Many international transactions can also be blocked by PayPal.
“It’s up to each business to make their own decision to sell to a certain country,” Waldron said. “We’re not going to sit here and tell you can’t do business with a certain person because they live in a certain region.”
Benefits of Private Payment Systems
To be certain, private payment systems such as PayPal have their place. Large auction sites like eBay couldn’t have grown without first having established a mechanism for individuals to exchange money quickly and efficiently. For these individuals and micro merchants, obtaining a PayPal account is easy and uncomplicated. But, many experts agree, businesses have needs that go beyond merely transferring money.
Credibility is perhaps the most important factor, but it’s difficult to quantify when making a distinction between PayPal and a merchant account/payment gateway combination.
Merchants trying to convey themselves as established businesses might think twice before aligning themselves with private payment systems since those systems aren’t typically used in the brick-and-mortar world. The credit card processing system has been around for over 40 years. Electronic payment processing has been around since 1970 when it was first introduced. The processing networks and backbone systems have evolved over four decades and have proven to be a highly reliable platform responsible for moving several billions of dollars of payment volume. Tremendous credibility, trust and confidence has been placed upon this system. Merchant accounts and payment gateways leverage this proven and reliable system of payment processing.
“Most people think of PayPal as an auction payment system.” Waldron said. “PayPal is thought of as a solution to exchange personal money after an auction. How legitimate is a site using PayPal? That’s hard to quantify.”
Bodine also agreed that since traditional main street businesses utilize merchant accounts, online businesses need to take on the same characteristics if they are going to be seen as traditional merchants.
“If you consider yourself a real online business and a real transacting merchant, the real key is the merchant account and payment gateway,” Bodine said. “It represents the knowledge of how business is done – retail, online, etc. – and it’s done with a bank to make sure the transaction is secure. Doing real business means offering real business services. That’s what the merchant account and payment gateway does. Like it happens in the retail world, it’s the same in the virtual world.”
Bodine added that catering to what the online shopper is expecting is important.
“If I am a true business person, people expect me to do these certain things. Your website is your entire sales engine. You’re not an auction environment bidding one against the other. PayPal is a niche for an auction environment – individual to individual. However, they lack credibility dealing with customers in a business environment and they lack the trust that comes from the banking infrastructure that a person gets with a merchant account.”

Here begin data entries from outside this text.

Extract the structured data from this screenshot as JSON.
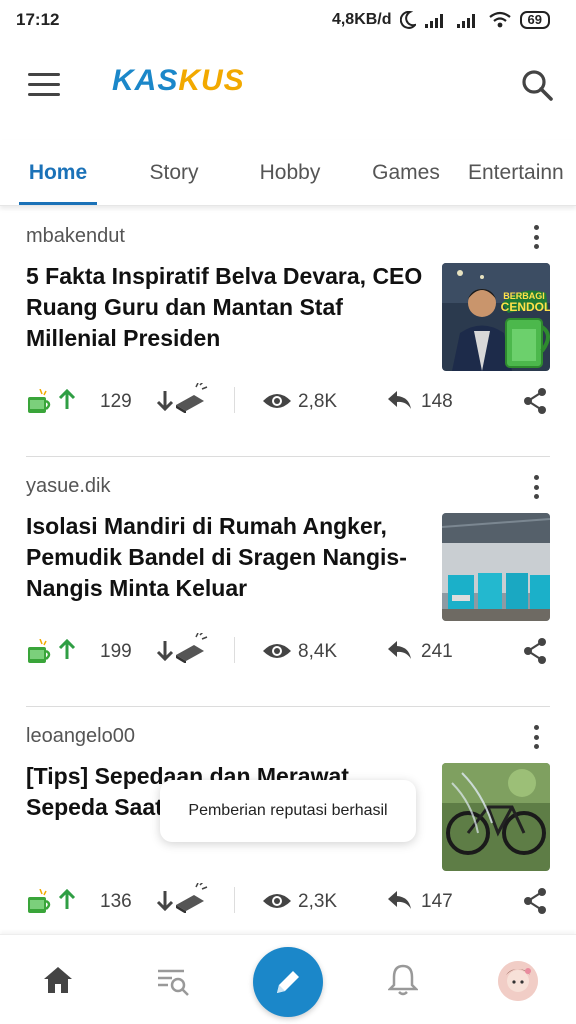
{
  "status_bar": {
    "time": "17:12",
    "network_speed": "4,8KB/d",
    "battery": "69"
  },
  "header": {
    "logo_part1": "KAS",
    "logo_part2": "KUS",
    "brand_blue": "#1b87c9",
    "brand_orange": "#f2a900"
  },
  "tabs": [
    {
      "label": "Home",
      "active": true
    },
    {
      "label": "Story",
      "active": false
    },
    {
      "label": "Hobby",
      "active": false
    },
    {
      "label": "Games",
      "active": false
    },
    {
      "label": "Entertainn",
      "active": false
    }
  ],
  "posts": [
    {
      "author": "mbakendut",
      "title": "5 Fakta Inspiratif Belva Devara, CEO Ruang Guru dan Mantan Staf Millenial Presiden",
      "thumbnail_badge_line1": "BERBAGI",
      "thumbnail_badge_line2": "CENDOL",
      "votes": "129",
      "views": "2,8K",
      "replies": "148"
    },
    {
      "author": "yasue.dik",
      "title": "Isolasi Mandiri di Rumah Angker, Pemudik Bandel di Sragen Nangis-Nangis Minta Keluar",
      "votes": "199",
      "views": "8,4K",
      "replies": "241"
    },
    {
      "author": "leoangelo00",
      "title": "[Tips] Sepedaan dan Merawat Sepeda Saat karena Corona",
      "votes": "136",
      "views": "2,3K",
      "replies": "147"
    }
  ],
  "toast": {
    "message": "Pemberian reputasi berhasil"
  },
  "bottom_nav": {
    "items": [
      "home-icon",
      "feed-search-icon",
      "create-thread-button",
      "notification-bell-icon",
      "profile-avatar"
    ]
  }
}
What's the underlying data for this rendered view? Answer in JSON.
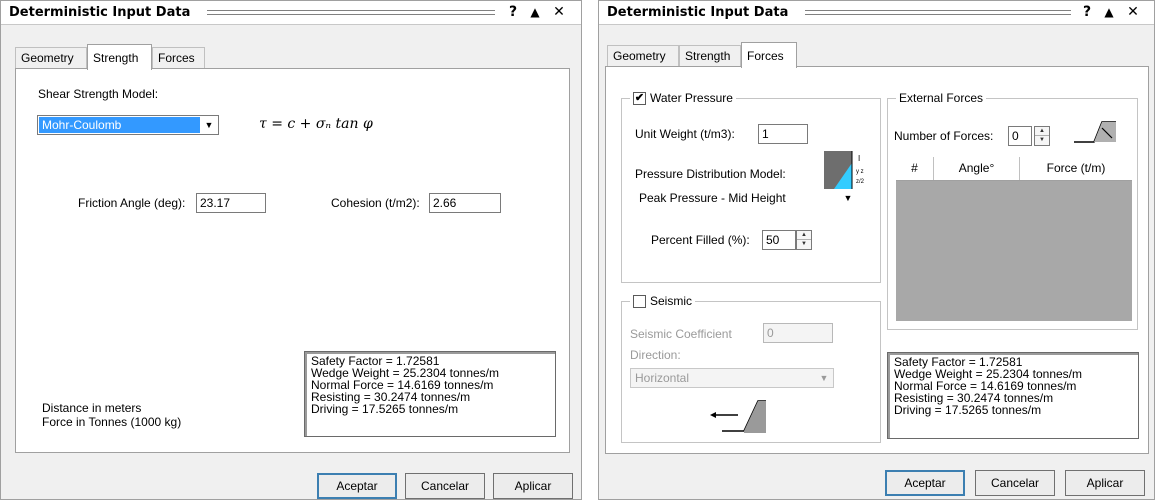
{
  "left_dialog": {
    "title": "Deterministic Input Data",
    "help_btn": "?",
    "collapse_btn": "▲",
    "close_btn": "✕",
    "tabs": [
      "Geometry",
      "Strength",
      "Forces"
    ],
    "active_tab": "Strength",
    "shear_model_label": "Shear Strength Model:",
    "shear_model_value": "Mohr-Coulomb",
    "formula": "τ = c + σₙ tan φ",
    "friction_label": "Friction Angle (deg):",
    "friction_value": "23.17",
    "cohesion_label": "Cohesion (t/m2):",
    "cohesion_value": "2.66",
    "units": [
      "Distance in meters",
      "Force in Tonnes (1000 kg)"
    ],
    "results": [
      "Safety Factor = 1.72581",
      "Wedge Weight = 25.2304 tonnes/m",
      "Normal Force = 14.6169 tonnes/m",
      "Resisting = 30.2474 tonnes/m",
      "Driving = 17.5265 tonnes/m"
    ],
    "buttons": {
      "ok": "Aceptar",
      "cancel": "Cancelar",
      "apply": "Aplicar"
    }
  },
  "right_dialog": {
    "title": "Deterministic Input Data",
    "help_btn": "?",
    "collapse_btn": "▲",
    "close_btn": "✕",
    "tabs": [
      "Geometry",
      "Strength",
      "Forces"
    ],
    "active_tab": "Forces",
    "water": {
      "title": "Water Pressure",
      "checked": true,
      "check_mark": "✔",
      "unit_weight_label": "Unit Weight (t/m3):",
      "unit_weight_value": "1",
      "dist_model_label": "Pressure Distribution Model:",
      "dist_model_value": "Peak Pressure - Mid Height",
      "percent_label": "Percent Filled (%):",
      "percent_value": "50"
    },
    "seismic": {
      "title": "Seismic",
      "checked": false,
      "coef_label": "Seismic Coefficient",
      "coef_value": "0",
      "direction_label": "Direction:",
      "direction_value": "Horizontal"
    },
    "external": {
      "title": "External Forces",
      "count_label": "Number of Forces:",
      "count_value": "0",
      "columns": [
        "#",
        "Angle°",
        "Force (t/m)"
      ]
    },
    "results": [
      "Safety Factor = 1.72581",
      "Wedge Weight = 25.2304 tonnes/m",
      "Normal Force = 14.6169 tonnes/m",
      "Resisting = 30.2474 tonnes/m",
      "Driving = 17.5265 tonnes/m"
    ],
    "buttons": {
      "ok": "Aceptar",
      "cancel": "Cancelar",
      "apply": "Aplicar"
    }
  },
  "colors": {
    "accent": "#3399ff",
    "water": "#33ccff",
    "disabled_text": "#9a9a9a",
    "panel_bg": "#f0f0f0"
  }
}
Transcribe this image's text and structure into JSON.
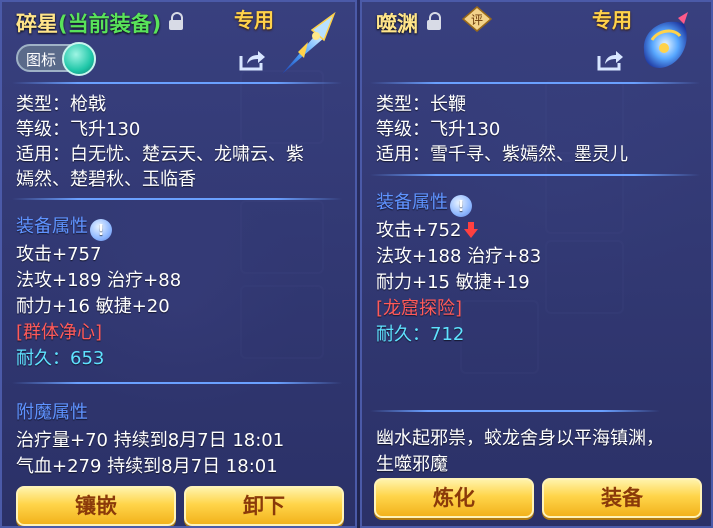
{
  "left": {
    "title": "碎星",
    "title_sub": "(当前装备)",
    "special": "专用",
    "toggle_label": "图标",
    "type": "类型：枪戟",
    "level": "等级：飞升130",
    "applies_1": "适用：白无忧、楚云天、龙啸云、紫",
    "applies_2": "嫣然、楚碧秋、玉临香",
    "attr_title": "装备属性",
    "attack": "攻击+757",
    "magic_heal": "法攻+189 治疗+88",
    "stamina_agility": "耐力+16 敏捷+20",
    "tag": "[群体净心]",
    "durability": "耐久：653",
    "enchant_title": "附魔属性",
    "enchant_1": "治疗量+70 持续到8月7日 18:01",
    "enchant_2": "气血+279 持续到8月7日 18:01",
    "btn_inlay": "镶嵌",
    "btn_unequip": "卸下"
  },
  "right": {
    "title": "噬渊",
    "rating": "评",
    "special": "专用",
    "type": "类型：长鞭",
    "level": "等级：飞升130",
    "applies": "适用：雪千寻、紫嫣然、墨灵儿",
    "attr_title": "装备属性",
    "attack": "攻击+752",
    "magic_heal": "法攻+188 治疗+83",
    "stamina_agility": "耐力+15 敏捷+19",
    "tag": "[龙窟探险]",
    "durability": "耐久：712",
    "desc_1": "幽水起邪祟，蛟龙舍身以平海镇渊，",
    "desc_2": "生噬邪魔",
    "btn_refine": "炼化",
    "btn_equip": "装备"
  },
  "colors": {
    "title": "#ffe58a",
    "equipped": "#59e35a",
    "section": "#5f93ff",
    "tag": "#ff5a5a",
    "durability": "#5fe2ff",
    "button": "#ffd54a"
  }
}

If you’re interested in establishing a merchant account, be sure to do your homework. There are differences between the types of accounts available, the types of fees charged and various value-added features you can add for a fee.